LONDON • After months of speculation about whether the Obamas or the Trumps would be invited to the royal wedding of Prince Harry and actress Meghan Markle next month, the answer is finally in: Neither.
Neatly sidestepping the issue, Kensington Palace released an opaque statement on Tuesday saying no politicians would be invited to the May 19 wedding at Windsor Castle, not even Prime Minister Theresa May of Britain.
"It has been decided that an official list of political leaders - both UK and international - is not required for Prince Harry and Markle's wedding," it said in a statement.
The lack of "an official list" was interpreted by royals watchers to mean that no invitations would be issued to political leaders.
In deciding to limit the attendees to close friends and family, the couple were characteristically keeping things low-key and breaking with a long tradition of grand British royal weddings attended by world leaders and politicians.
The question of the Obamas versus the Trumps was always a difficult one. It was widely believed that the Obamas had the inside track, after Prince Harry and Mr Obama forged a friendship while attending the Invictus Games in Toronto last year.
At the event, the Prince interviewed the former president for BBC Radio 4's flagship programme, Today, in Mr Obama's first international interview after leaving office in January last year.
Yet, British newspapers reported in December that the royal couple were under great diplomatic pressure to invite the Trumps, despite Markle being a vocal critic of President Donald Trump.
Downing Street is eager to maintain good relations with the White House, with an eye to negotiating a bilateral trade agreement as quickly as possible after Britain leaves the European Union.
A palace source, speaking on the condition of anonymity following protocol, said Prince Harry and Markle hoped to see the Obamas soon, but confirmed that they would not be attending the wedding.
The source said 600 guests would be invited to the wedding ceremony, based on the size of St George's Chapel, and that it is not necessary for the royal couple to invite world leaders to their wedding because Harry is not a direct heir to the throne.
He is fifth in line after his father, Prince Charles; his brother, Prince William; and his brother's children.
Some world leaders may still be invited to the wedding based on their personal relationship with the royal couple and not in their official capacity, the source added. Harry and Markle have also invited 1,200 members of the public to Windsor Castle to celebrate their marriage.
On Monday, they asked people to donate to charities instead of sending them wedding gifts.

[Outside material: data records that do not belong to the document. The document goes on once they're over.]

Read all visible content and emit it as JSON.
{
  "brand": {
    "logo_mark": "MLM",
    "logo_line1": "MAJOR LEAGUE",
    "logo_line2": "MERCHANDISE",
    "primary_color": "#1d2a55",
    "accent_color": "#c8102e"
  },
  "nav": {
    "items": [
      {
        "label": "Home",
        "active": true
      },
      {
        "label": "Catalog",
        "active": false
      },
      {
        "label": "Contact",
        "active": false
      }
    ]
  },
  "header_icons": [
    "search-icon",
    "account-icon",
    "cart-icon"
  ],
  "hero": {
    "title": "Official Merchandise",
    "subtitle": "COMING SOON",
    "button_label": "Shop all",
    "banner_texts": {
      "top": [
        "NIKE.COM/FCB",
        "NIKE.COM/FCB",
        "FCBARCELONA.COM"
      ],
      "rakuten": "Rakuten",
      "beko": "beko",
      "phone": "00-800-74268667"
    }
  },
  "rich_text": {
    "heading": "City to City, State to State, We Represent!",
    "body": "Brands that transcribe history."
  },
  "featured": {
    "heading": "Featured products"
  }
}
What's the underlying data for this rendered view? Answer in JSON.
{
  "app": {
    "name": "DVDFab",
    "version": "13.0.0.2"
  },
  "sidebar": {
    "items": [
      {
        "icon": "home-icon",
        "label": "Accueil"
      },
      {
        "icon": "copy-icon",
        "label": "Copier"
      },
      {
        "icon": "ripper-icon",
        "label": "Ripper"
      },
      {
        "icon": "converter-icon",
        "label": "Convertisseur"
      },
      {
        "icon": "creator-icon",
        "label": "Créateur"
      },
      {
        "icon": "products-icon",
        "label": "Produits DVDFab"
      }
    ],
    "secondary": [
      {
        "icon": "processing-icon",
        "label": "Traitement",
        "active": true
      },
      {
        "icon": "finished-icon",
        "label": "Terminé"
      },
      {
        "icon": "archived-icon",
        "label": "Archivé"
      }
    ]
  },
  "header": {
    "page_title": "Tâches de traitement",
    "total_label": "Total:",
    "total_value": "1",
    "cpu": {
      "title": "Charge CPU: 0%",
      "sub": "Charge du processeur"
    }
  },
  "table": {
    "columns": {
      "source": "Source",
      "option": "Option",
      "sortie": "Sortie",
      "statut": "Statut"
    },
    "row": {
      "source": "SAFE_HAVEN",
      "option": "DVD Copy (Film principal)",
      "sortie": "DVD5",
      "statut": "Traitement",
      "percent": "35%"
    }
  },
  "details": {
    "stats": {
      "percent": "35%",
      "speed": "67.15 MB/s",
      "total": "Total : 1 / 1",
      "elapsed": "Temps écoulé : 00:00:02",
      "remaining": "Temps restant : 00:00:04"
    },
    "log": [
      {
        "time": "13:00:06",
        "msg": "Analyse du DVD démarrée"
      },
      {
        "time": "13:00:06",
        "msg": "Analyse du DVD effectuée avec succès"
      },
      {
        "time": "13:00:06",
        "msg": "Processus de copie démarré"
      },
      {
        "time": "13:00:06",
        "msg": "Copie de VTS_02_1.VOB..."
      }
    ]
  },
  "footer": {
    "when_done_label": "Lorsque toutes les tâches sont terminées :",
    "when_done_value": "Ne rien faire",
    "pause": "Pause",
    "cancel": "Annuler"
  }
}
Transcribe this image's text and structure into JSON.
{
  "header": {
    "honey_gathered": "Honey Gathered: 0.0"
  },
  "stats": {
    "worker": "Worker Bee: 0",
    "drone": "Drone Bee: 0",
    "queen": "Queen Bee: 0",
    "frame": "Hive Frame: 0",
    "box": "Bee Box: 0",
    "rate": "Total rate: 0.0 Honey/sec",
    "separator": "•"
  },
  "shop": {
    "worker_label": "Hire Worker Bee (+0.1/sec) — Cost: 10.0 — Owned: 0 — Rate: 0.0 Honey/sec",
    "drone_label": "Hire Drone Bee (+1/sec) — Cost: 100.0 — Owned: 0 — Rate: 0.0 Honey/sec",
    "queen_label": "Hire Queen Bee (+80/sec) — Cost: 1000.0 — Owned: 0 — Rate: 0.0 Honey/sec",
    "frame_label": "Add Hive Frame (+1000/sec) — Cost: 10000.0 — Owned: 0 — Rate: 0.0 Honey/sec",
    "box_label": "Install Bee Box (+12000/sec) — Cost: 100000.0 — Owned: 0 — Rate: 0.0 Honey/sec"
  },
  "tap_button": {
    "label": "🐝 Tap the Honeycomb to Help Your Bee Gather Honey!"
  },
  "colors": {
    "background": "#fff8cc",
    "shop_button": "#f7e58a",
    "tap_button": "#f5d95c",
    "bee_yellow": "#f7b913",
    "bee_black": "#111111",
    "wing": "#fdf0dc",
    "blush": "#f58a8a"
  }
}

"The couple have chosen charities which represent a range of issues that they are passionate about, including sport for social change, women's empowerment, conservation, the environment, homelessness, HIV and the Armed Forces," Kensington Palace said.